■ **The task**
What number of lines in the entries below include the string "JSON"? Respond with that number alone.

*** Opening of Supplied data ***

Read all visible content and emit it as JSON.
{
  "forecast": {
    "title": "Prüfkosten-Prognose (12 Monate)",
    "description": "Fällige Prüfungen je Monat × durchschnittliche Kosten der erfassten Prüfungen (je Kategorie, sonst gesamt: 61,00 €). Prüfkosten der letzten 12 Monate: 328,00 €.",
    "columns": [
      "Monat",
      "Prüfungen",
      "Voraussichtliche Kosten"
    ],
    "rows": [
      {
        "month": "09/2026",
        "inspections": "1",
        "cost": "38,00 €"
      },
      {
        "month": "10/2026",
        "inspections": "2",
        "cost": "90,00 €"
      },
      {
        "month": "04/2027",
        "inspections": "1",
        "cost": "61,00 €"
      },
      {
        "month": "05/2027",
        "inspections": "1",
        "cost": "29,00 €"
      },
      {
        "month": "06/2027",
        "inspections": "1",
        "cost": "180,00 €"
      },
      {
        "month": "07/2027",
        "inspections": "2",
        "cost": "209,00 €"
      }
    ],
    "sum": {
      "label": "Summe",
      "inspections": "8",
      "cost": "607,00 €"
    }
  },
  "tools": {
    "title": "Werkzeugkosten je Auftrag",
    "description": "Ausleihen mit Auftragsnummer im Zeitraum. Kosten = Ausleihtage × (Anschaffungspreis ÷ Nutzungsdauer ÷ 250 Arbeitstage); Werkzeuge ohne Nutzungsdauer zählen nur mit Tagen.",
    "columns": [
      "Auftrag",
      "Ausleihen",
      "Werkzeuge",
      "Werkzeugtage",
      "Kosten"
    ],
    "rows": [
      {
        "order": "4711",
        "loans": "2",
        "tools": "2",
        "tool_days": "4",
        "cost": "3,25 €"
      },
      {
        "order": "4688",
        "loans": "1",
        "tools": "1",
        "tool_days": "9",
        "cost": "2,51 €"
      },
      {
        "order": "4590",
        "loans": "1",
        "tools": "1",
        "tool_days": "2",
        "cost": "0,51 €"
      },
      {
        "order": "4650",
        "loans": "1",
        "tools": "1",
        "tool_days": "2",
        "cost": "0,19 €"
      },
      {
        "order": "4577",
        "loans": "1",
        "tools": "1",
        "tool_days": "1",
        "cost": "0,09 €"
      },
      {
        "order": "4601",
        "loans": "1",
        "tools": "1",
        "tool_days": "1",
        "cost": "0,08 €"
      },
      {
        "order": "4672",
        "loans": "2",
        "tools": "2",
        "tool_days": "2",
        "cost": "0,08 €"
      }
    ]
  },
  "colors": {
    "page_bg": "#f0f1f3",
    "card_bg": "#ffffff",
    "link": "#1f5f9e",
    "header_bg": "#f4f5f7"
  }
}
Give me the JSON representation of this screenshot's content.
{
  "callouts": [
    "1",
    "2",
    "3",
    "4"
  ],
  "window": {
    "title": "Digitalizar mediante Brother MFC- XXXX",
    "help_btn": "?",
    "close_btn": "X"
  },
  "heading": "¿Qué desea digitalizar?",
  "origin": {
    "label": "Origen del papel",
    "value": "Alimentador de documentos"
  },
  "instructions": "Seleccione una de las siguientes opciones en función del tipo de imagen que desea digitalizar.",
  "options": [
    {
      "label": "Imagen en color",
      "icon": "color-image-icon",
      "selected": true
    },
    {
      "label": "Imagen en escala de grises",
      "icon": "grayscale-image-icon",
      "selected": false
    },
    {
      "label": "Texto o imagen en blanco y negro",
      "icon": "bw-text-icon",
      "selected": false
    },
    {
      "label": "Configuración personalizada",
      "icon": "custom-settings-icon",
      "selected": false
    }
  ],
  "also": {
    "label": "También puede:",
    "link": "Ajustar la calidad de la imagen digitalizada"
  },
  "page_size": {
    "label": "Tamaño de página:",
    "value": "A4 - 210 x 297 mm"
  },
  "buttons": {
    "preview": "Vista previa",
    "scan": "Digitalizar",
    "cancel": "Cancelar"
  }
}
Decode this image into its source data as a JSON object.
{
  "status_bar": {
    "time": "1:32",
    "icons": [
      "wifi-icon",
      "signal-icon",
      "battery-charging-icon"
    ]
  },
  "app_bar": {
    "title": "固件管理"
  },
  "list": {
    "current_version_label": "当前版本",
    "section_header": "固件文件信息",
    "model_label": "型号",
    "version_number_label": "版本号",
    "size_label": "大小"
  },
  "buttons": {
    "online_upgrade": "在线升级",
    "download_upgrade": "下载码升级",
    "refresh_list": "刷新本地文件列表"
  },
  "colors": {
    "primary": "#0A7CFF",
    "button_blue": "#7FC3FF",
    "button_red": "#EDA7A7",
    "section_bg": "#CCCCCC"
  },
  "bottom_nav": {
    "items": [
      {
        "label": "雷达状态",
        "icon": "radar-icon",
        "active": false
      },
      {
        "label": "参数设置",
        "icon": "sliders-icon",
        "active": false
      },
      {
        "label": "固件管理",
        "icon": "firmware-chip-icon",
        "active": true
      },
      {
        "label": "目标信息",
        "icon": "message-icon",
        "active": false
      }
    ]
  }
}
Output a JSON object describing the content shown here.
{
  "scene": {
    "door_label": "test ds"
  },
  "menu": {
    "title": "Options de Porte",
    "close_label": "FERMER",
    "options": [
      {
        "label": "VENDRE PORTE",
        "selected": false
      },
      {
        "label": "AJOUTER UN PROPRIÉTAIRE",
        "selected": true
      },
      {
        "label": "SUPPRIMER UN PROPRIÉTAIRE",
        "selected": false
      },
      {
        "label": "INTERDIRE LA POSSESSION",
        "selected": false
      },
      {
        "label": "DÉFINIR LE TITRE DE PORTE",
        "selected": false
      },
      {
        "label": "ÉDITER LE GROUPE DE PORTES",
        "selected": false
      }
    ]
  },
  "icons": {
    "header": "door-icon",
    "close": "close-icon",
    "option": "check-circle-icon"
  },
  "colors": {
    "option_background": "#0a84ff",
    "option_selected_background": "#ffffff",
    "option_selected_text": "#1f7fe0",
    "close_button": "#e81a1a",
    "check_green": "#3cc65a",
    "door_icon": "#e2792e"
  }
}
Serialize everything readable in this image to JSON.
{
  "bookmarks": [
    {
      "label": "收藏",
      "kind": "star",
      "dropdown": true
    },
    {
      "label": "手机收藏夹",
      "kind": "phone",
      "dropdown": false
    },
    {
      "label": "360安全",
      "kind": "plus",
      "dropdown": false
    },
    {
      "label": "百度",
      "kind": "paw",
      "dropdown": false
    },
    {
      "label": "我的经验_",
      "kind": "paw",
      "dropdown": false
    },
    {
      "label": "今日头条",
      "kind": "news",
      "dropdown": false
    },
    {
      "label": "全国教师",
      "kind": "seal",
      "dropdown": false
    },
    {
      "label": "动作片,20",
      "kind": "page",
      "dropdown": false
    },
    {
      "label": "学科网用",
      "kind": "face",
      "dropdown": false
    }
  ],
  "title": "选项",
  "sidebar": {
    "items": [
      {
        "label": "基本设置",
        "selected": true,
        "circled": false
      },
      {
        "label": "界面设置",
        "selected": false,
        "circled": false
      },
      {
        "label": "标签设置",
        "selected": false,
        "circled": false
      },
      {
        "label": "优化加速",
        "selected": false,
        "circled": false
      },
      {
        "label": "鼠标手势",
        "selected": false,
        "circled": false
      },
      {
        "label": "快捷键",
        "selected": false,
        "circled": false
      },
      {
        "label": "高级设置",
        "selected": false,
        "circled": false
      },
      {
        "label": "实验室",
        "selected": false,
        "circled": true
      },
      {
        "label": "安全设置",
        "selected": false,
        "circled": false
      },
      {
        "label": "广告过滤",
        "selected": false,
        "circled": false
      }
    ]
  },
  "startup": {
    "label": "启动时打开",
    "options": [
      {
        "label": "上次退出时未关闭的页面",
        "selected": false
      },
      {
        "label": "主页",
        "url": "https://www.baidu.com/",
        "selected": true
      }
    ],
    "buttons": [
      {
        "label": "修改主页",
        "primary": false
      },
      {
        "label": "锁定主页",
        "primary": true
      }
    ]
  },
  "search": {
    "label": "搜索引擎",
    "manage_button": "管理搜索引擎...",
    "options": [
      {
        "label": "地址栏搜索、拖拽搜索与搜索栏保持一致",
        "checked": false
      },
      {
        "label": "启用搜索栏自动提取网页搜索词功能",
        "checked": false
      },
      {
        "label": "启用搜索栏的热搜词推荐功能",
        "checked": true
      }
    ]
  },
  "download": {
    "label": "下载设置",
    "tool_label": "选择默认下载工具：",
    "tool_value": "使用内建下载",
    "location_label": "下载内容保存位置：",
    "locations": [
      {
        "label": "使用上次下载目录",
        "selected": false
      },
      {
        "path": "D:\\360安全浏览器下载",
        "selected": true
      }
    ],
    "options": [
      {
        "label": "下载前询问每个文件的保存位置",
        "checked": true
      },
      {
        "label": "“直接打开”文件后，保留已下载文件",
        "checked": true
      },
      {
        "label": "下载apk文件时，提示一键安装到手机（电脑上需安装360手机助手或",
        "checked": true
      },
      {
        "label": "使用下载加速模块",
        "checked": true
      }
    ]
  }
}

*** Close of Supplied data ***

■ **Reply to the exercise**
5